Stored dataset items:
◆ ◆ ◆ ◆ ◆ ◆ ◆
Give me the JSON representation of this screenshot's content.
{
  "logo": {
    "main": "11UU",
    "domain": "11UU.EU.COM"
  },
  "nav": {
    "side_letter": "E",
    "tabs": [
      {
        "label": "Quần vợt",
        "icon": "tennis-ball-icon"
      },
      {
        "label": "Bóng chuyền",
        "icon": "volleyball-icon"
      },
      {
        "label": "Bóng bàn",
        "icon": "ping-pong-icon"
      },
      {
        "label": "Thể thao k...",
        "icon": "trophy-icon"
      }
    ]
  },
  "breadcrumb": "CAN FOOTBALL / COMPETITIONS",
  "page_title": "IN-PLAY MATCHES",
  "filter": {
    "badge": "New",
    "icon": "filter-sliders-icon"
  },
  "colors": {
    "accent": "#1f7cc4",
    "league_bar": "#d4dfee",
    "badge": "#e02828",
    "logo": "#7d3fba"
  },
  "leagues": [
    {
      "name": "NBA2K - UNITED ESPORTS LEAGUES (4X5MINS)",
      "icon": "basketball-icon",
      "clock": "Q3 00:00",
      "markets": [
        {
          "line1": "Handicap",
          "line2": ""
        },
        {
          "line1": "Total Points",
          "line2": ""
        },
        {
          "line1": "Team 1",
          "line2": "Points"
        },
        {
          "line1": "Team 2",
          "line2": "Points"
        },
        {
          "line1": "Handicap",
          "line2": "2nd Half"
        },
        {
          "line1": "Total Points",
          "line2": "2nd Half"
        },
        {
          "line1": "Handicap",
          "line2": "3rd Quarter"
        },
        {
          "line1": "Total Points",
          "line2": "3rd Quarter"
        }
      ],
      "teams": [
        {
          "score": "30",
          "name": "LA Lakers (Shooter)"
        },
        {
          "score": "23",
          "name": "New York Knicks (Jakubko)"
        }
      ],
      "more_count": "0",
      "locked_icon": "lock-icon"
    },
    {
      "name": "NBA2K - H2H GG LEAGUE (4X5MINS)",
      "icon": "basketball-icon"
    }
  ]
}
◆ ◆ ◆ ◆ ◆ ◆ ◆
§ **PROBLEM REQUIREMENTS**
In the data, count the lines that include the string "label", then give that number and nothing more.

§ **SOLUTION FOR THIS PROBLEM**
4